This story was originally published Sept. 30.
There's growing concern in Alberta about the new threat to provincial ecosystems posed by whirling fish disease, which was first detected last month and has now turned up in several lakes and streams. But the parasitic infection joins an already long list of invasive species provincial officials are on the lookout for.
1. Whirling fish disease
According to Barry Gibbs, executive director of the Alberta Invasive Species Council, whirling fish disease has become a big enough concern to land on his list.
The infection affects trout and salmon, and can cause infected fish to swim in a whirling pattern and die prematurely.
On Thursday, the Canadian Food Inspection Agency confirmed that the disease, first detected in Johnson Lake, has now been found at six more locations in waterways near Banff National Park.
Whirling fish disease has the potential to wipe out up to 90 per cent of a trout population, according Alberta Environment and Parks biologist Roger Ramcharita.
The disease can be transmitted through equipment used for swimming, paddling, boating, water pumping and fishing, or through infected fish and fish parts.
2. Zebra and quagga mussels
The battle to keep Alberta free of zebra and quagga mussels is also an important one, and it's going well, Gibbs says.
The fingernail-sized freshwater mollusks get attached to boats and can choke out native species and clog water intake pipes and machinery once they get established.
The province's mandatory boat inspection program, which uses specially-trained sniffer dogs, has so far been effective in keeping the creatures out.
The mussels can live out of water for up to 30 days and once they get established are difficult to eradicate.
3. Flowering rush
Flowering rush, a prohibited noxious weed, has been identified in 12 locations around Alberta, including Lake Chestermere east of Calgary, says Gibbs.
(Prohibited noxious and noxious are terms used in the Alberta Weed Control Act: Prohibited noxious weeds must be destroyed and noxious weeds must be controlled).
The cattail-like perennial infests bays and shorelines, pushing out native vegetation and growing into impenetrable thickets.
Before it was banned, the pretty, pink plant — which is native to Europe, African and Asia — was popular as a decorative plant in water features, and was even sold commercially for a time.
"It's a big concern," he said. "There is a lot of work underway to try to find ways to control it."
The province is working with officials in Idaho and Montana to develop an effective herbicide.
4. Hawkweed (meadow and orange)
The province is also trying to stamp out two prohibited forms of hawkweed — meadow and orange.

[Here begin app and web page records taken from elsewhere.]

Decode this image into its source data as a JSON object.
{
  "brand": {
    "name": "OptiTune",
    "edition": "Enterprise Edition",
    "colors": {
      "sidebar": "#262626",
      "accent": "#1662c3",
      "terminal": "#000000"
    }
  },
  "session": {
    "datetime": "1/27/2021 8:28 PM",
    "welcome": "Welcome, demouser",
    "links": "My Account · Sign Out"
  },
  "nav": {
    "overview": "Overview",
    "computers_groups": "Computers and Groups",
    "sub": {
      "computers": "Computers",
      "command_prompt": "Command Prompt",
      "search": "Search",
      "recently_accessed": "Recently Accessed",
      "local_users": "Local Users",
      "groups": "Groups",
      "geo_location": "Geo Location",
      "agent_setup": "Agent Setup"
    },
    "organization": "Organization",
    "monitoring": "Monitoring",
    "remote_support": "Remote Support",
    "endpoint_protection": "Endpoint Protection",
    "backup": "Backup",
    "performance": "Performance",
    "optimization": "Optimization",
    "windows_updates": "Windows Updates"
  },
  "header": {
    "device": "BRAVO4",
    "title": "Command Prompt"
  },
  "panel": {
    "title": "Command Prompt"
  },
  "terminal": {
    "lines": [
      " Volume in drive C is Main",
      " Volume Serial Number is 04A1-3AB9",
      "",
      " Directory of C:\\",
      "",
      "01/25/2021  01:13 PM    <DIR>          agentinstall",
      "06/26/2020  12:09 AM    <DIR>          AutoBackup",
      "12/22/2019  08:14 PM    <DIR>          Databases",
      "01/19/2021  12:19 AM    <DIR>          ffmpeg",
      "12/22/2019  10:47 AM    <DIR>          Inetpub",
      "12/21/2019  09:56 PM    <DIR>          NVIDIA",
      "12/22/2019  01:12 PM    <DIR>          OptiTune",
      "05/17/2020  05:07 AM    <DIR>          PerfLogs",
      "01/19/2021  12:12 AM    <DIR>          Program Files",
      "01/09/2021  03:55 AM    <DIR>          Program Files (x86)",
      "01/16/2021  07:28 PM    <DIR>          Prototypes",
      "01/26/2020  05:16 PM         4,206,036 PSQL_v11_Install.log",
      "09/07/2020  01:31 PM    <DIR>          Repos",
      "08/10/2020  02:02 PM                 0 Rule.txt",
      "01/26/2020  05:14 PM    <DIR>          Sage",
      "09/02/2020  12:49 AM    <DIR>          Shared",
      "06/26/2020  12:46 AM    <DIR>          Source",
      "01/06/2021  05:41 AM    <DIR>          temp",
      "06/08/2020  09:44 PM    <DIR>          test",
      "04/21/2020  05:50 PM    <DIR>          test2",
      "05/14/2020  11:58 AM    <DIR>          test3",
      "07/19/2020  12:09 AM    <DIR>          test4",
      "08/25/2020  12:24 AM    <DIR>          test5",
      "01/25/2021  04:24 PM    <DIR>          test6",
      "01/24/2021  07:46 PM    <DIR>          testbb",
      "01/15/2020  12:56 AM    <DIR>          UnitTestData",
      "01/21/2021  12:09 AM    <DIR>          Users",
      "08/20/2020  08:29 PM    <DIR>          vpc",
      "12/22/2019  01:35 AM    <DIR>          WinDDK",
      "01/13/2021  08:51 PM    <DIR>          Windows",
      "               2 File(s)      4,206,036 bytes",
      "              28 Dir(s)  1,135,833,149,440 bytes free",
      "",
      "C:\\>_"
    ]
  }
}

Meadow hawkweed looks a lot like a dandelion, while the orange version is pretty enough to be a tempting for gardeners to plant as an ornamental.
But the invasive plant, with its high rate of seed production and asexual germination, quickly becomes a problem.
"All of these characteristics facilitate rapid colonization and monopolizing of resources. An undetected patch of hawkweed has great potential to become an ineradicable infestation," according to the Alberta Invasive Species Council's website.
5. Spotted knapweed
Spotted knapweed, which was brought in from Montana, is another prolific seed producer that has become a big concern in Alberta, Gibbs says.
An aggressive colonizer originally from Eastern Europe, the weed gives off a substance that interferes with the ability of its competitor plants to reproduce.
Once it takes root in pastureland, it is extremely difficult for ranchers to get rid of it.
"Knapweeds have become well known because of their almost wholesale degradation of large tracts of rangeland in the northwestern U.S. and parts of southern B.C.," according to the Alberta Invasive Species Council's website.